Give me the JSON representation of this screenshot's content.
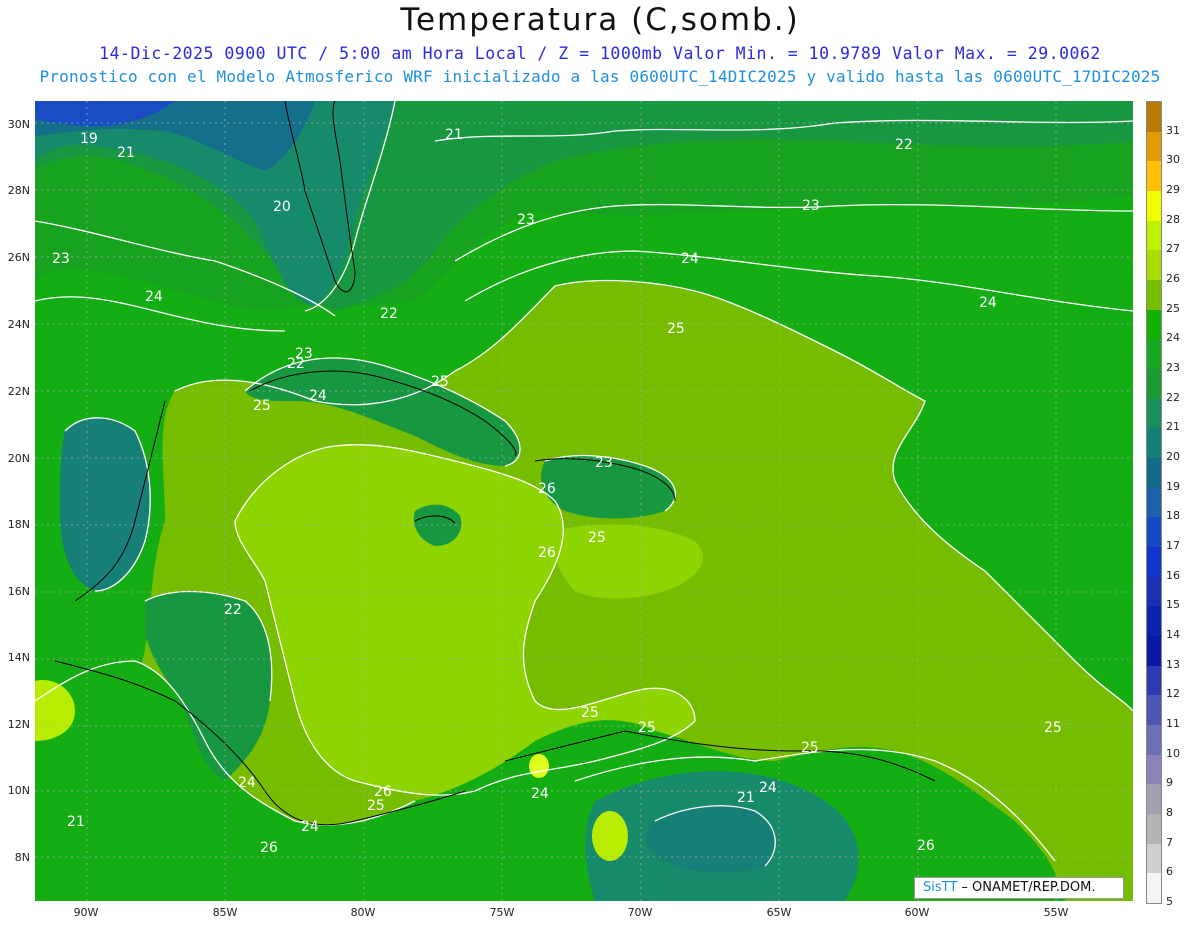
{
  "header": {
    "title": "Temperatura (C,somb.)",
    "subtitle_1": "14-Dic-2025  0900 UTC / 5:00 am Hora Local / Z = 1000mb   Valor Min. = 10.9789  Valor Max. = 29.0062",
    "subtitle_2": "Pronostico con el Modelo Atmosferico WRF inicializado a las 0600UTC_14DIC2025 y valido hasta las  0600UTC_17DIC2025"
  },
  "axes": {
    "lat_labels": [
      "30N",
      "28N",
      "26N",
      "24N",
      "22N",
      "20N",
      "18N",
      "16N",
      "14N",
      "12N",
      "10N",
      "8N"
    ],
    "lon_labels": [
      "90W",
      "85W",
      "80W",
      "75W",
      "70W",
      "65W",
      "60W",
      "55W"
    ]
  },
  "contour_labels": [
    "19",
    "21",
    "20",
    "21",
    "22",
    "23",
    "23",
    "24",
    "24",
    "22",
    "23",
    "25",
    "25",
    "24",
    "25",
    "26",
    "26",
    "23",
    "25",
    "22",
    "24",
    "25",
    "24",
    "25",
    "26",
    "25",
    "26",
    "21",
    "24",
    "25",
    "24",
    "26",
    "25",
    "21",
    "22",
    "23",
    "24"
  ],
  "colorbar": {
    "labels": [
      "31",
      "30",
      "29",
      "28",
      "27",
      "26",
      "25",
      "24",
      "23",
      "22",
      "21",
      "20",
      "19",
      "18",
      "17",
      "16",
      "15",
      "14",
      "13",
      "12",
      "11",
      "10",
      "9",
      "8",
      "7",
      "6",
      "5"
    ],
    "colors": [
      "#b87a00",
      "#e39a00",
      "#ffc000",
      "#f0ff00",
      "#bcf200",
      "#a7dc00",
      "#78be00",
      "#12b000",
      "#17a61f",
      "#1a9a33",
      "#16905a",
      "#167f76",
      "#136a8a",
      "#1d60b0",
      "#1549c5",
      "#1234cc",
      "#1a30b0",
      "#0a22b0",
      "#0a18a8",
      "#2d3ab4",
      "#4f55b3",
      "#6d70b3",
      "#8a82b8",
      "#9ea0b0",
      "#b4b4b4",
      "#cfcfcf",
      "#f3f3f3"
    ]
  },
  "credit": {
    "brand": "SisTT",
    "text": " – ONAMET/REP.DOM."
  },
  "colors": {
    "title": "#111111",
    "subtitle_1": "#2a2ae0",
    "subtitle_2": "#1f8fe0",
    "map_base": "#16a016",
    "warm_land": "#8fd400"
  }
}
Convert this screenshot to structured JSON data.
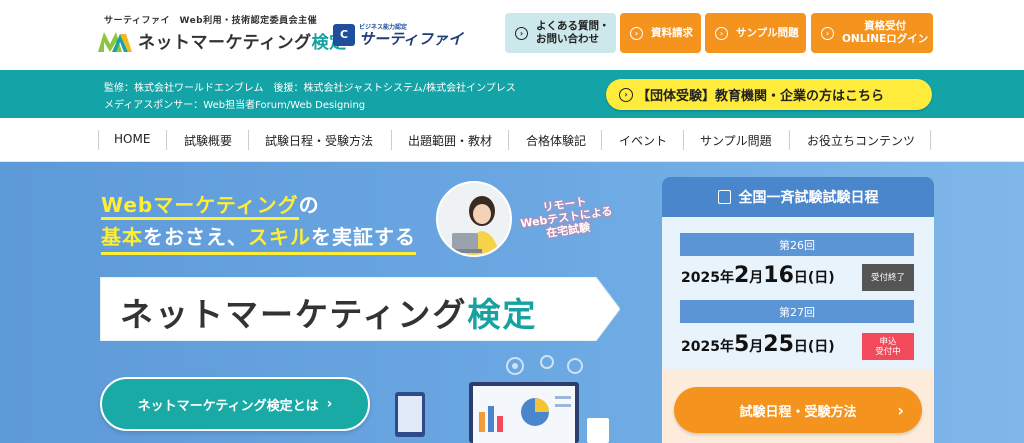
{
  "header": {
    "organizer": "サーティファイ　Web利用・技術認定委員会主催",
    "logo_title": "ネットマーケティング",
    "logo_kentei": "検定",
    "partner_small": "ビジネス能力認定",
    "partner_name": "サーティファイ",
    "faq_line1": "よくある質問・",
    "faq_line2": "お問い合わせ",
    "doc_label": "資料請求",
    "sample_label": "サンプル問題",
    "login_line1": "資格受付",
    "login_line2": "ONLINEログイン"
  },
  "band": {
    "line1": "監修：株式会社ワールドエンブレム　後援：株式会社ジャストシステム/株式会社インプレス",
    "line2": "メディアスポンサー：Web担当者Forum/Web Designing",
    "group_button": "【団体受験】教育機関・企業の方はこちら"
  },
  "nav": {
    "items": [
      "HOME",
      "試験概要",
      "試験日程・受験方法",
      "出題範囲・教材",
      "合格体験記",
      "イベント",
      "サンプル問題",
      "お役立ちコンテンツ"
    ]
  },
  "hero": {
    "line1_a": "Webマーケティング",
    "line1_b": "の",
    "line2_a": "基本",
    "line2_b": "をおさえ、",
    "line2_c": "スキル",
    "line2_d": "を実証する",
    "remote_1": "リモート",
    "remote_2": "Webテストによる",
    "remote_3": "在宅試験",
    "banner_main": "ネットマーケティング",
    "banner_kentei": "検定",
    "about_button": "ネットマーケティング検定とは"
  },
  "schedule": {
    "title": "全国一斉試験試験日程",
    "rounds": [
      {
        "round": "第26回",
        "year": "2025",
        "y_unit": "年",
        "month": "2",
        "m_unit": "月",
        "day": "16",
        "d_unit": "日",
        "weekday": "(日)",
        "status_1": "受付終了",
        "status_2": ""
      },
      {
        "round": "第27回",
        "year": "2025",
        "y_unit": "年",
        "month": "5",
        "m_unit": "月",
        "day": "25",
        "d_unit": "日",
        "weekday": "(日)",
        "status_1": "申込",
        "status_2": "受付中"
      }
    ],
    "button": "試験日程・受験方法"
  },
  "colors": {
    "teal": "#14a3a6",
    "orange": "#f5931f",
    "yellow": "#ffeb3b",
    "blue": "#4a86cc",
    "red": "#f24a5a"
  }
}
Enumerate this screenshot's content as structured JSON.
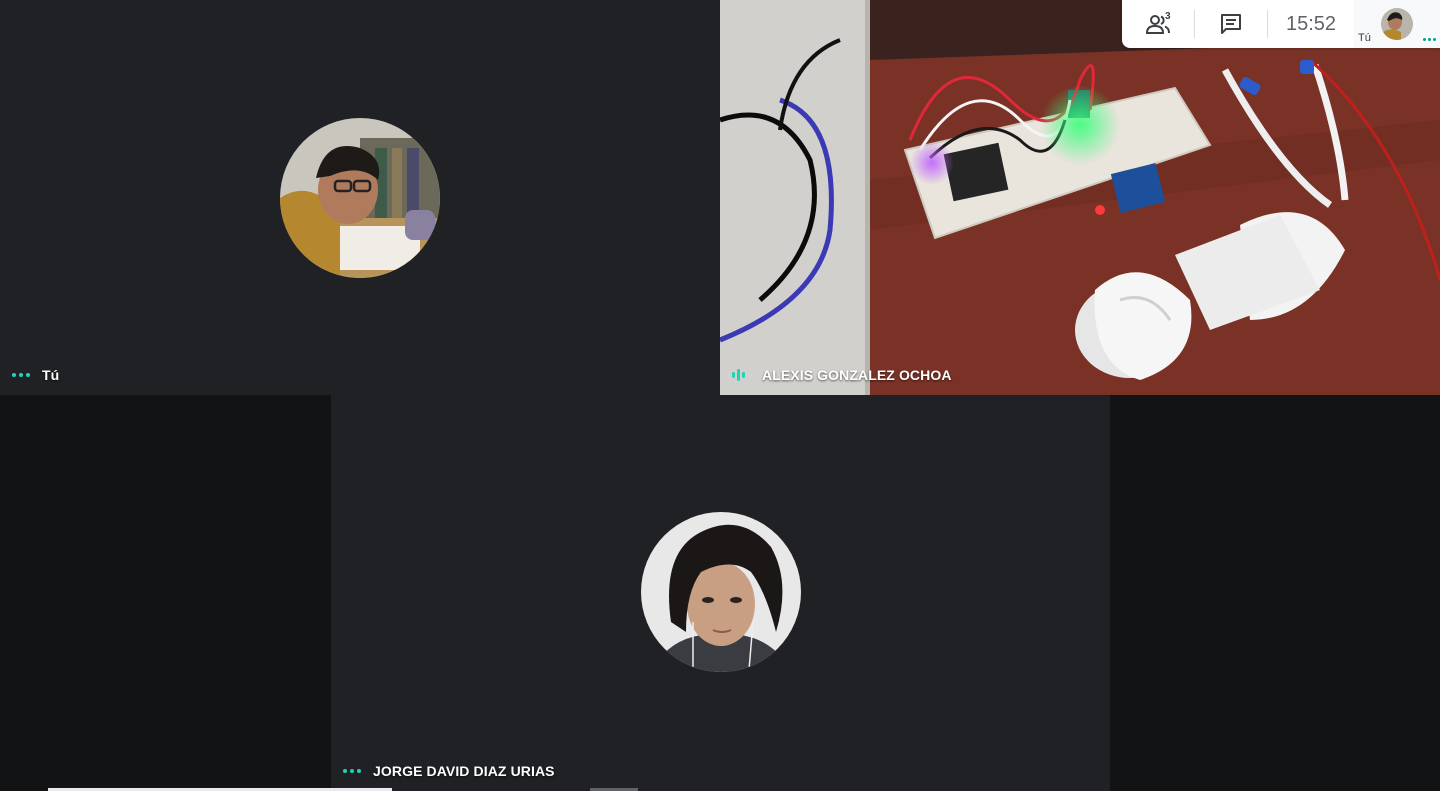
{
  "topbar": {
    "participants_count": "3",
    "time": "15:52",
    "self_label": "Tú"
  },
  "tiles": {
    "self": {
      "name": "Tú"
    },
    "presenter": {
      "name": "ALEXIS GONZALEZ OCHOA"
    },
    "jorge": {
      "name": "JORGE DAVID DIAZ URIAS"
    }
  },
  "icons": {
    "participants": "people-icon",
    "chat": "chat-icon",
    "more": "more-dots-icon",
    "audio": "audio-level-icon"
  },
  "colors": {
    "tile_bg": "#202124",
    "accent": "#1fd3b6",
    "topbar_bg": "#ffffff"
  }
}
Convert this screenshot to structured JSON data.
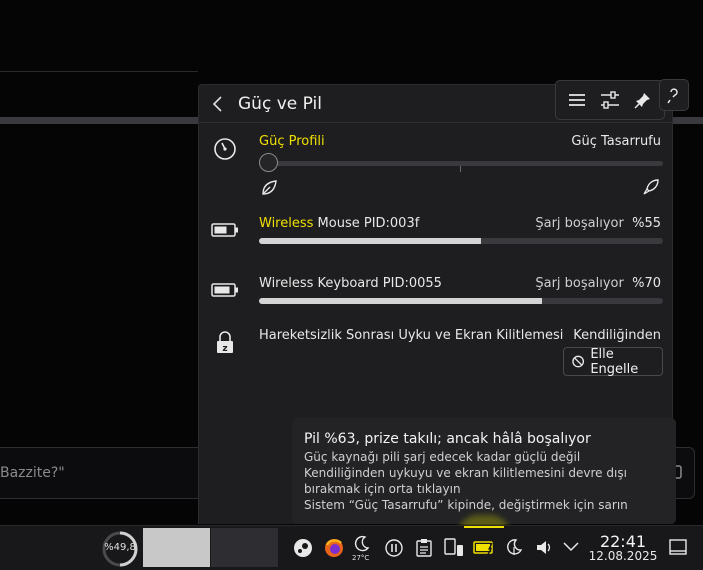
{
  "background": {
    "input_text": "Bazzite?\""
  },
  "popup": {
    "title": "Güç ve Pil",
    "icons": {
      "back": "chevron-left-icon",
      "menu": "hamburger-menu-icon",
      "configure": "sliders-icon",
      "pin": "pin-icon",
      "extra": "help-icon"
    }
  },
  "power_profile": {
    "label": "Güç Profili",
    "current": "Güç Tasarrufu",
    "value_index": 0,
    "steps": 3,
    "icon": "speedometer-icon",
    "left_icon": "leaf-icon",
    "right_icon": "rocket-icon"
  },
  "devices": [
    {
      "name_highlight": "Wireless",
      "name_rest": " Mouse PID:003f",
      "status": "Şarj boşalıyor",
      "percent_label": "%55",
      "percent": 55,
      "icon": "battery-icon"
    },
    {
      "name_highlight": "",
      "name_rest": "Wireless Keyboard PID:0055",
      "status": "Şarj boşalıyor",
      "percent_label": "%70",
      "percent": 70,
      "icon": "battery-icon"
    }
  ],
  "sleep": {
    "label": "Hareketsizlik Sonrası Uyku ve Ekran Kilitlemesi",
    "status": "Kendiliğinden",
    "button": "Elle Engelle",
    "icon": "lock-sleep-icon",
    "button_icon": "block-icon"
  },
  "tooltip": {
    "title": "Pil %63, prize takılı; ancak hâlâ boşalıyor",
    "lines": [
      "Güç kaynağı pili şarj edecek kadar güçlü değil",
      "Kendiliğinden uykuyu ve ekran kilitlemesini devre dışı",
      "bırakmak için orta tıklayın",
      "Sistem “Güç Tasarrufu” kipinde, değiştirmek için sarın"
    ]
  },
  "taskbar": {
    "cpu": "%49,8",
    "temperature": "27°C",
    "clock_time": "22:41",
    "clock_date": "12.08.2025",
    "accent": "#f0e000"
  }
}
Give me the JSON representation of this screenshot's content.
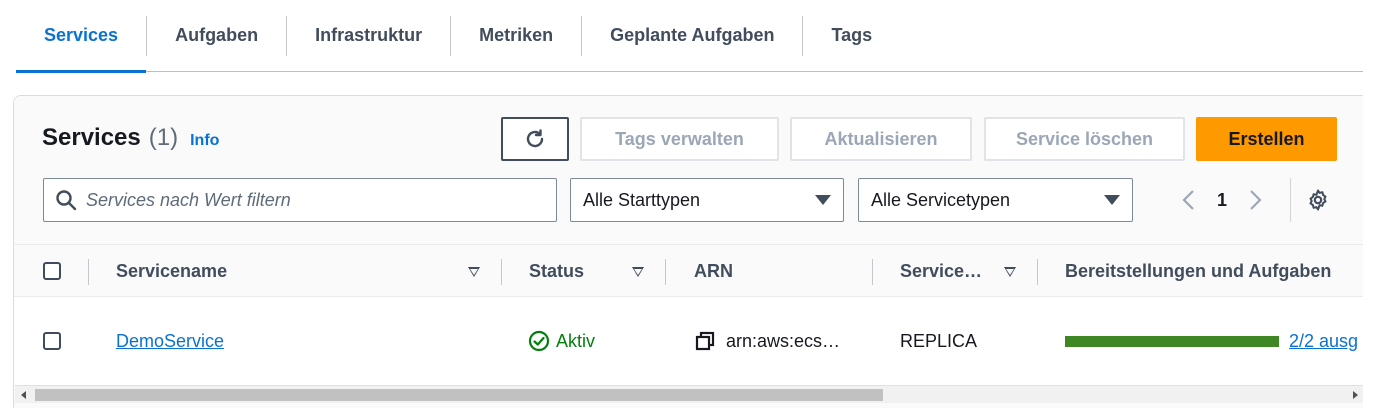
{
  "tabs": [
    {
      "label": "Services",
      "active": true
    },
    {
      "label": "Aufgaben"
    },
    {
      "label": "Infrastruktur"
    },
    {
      "label": "Metriken"
    },
    {
      "label": "Geplante Aufgaben"
    },
    {
      "label": "Tags"
    }
  ],
  "panel": {
    "title": "Services",
    "count": "(1)",
    "info": "Info"
  },
  "buttons": {
    "manage_tags": "Tags verwalten",
    "update": "Aktualisieren",
    "delete": "Service löschen",
    "create": "Erstellen"
  },
  "filters": {
    "search_placeholder": "Services nach Wert filtern",
    "launch_type": "Alle Starttypen",
    "service_type": "Alle Servicetypen"
  },
  "pagination": {
    "current_page": "1"
  },
  "table": {
    "headers": {
      "name": "Servicename",
      "status": "Status",
      "arn": "ARN",
      "service_type": "Service…",
      "deployments": "Bereitstellungen und Aufgaben"
    },
    "rows": [
      {
        "name": "DemoService",
        "status": "Aktiv",
        "arn": "arn:aws:ecs…",
        "service_type": "REPLICA",
        "deployments": "2/2 ausg",
        "deployments_progress": 1.0
      }
    ]
  },
  "colors": {
    "accent": "#0972d3",
    "primary_button": "#ff9900",
    "success": "#037f0c",
    "progress": "#3f8624"
  },
  "icons": [
    "refresh-icon",
    "search-icon",
    "chevron-down-icon",
    "chevron-left-icon",
    "chevron-right-icon",
    "gear-icon",
    "sort-icon",
    "status-ok-icon",
    "copy-icon"
  ]
}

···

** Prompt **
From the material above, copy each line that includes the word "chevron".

** Response **
      "back": "chevron-left-icon",
    "chevron-down-icon",
    "chevron-left-icon",
    "chevron-right-icon",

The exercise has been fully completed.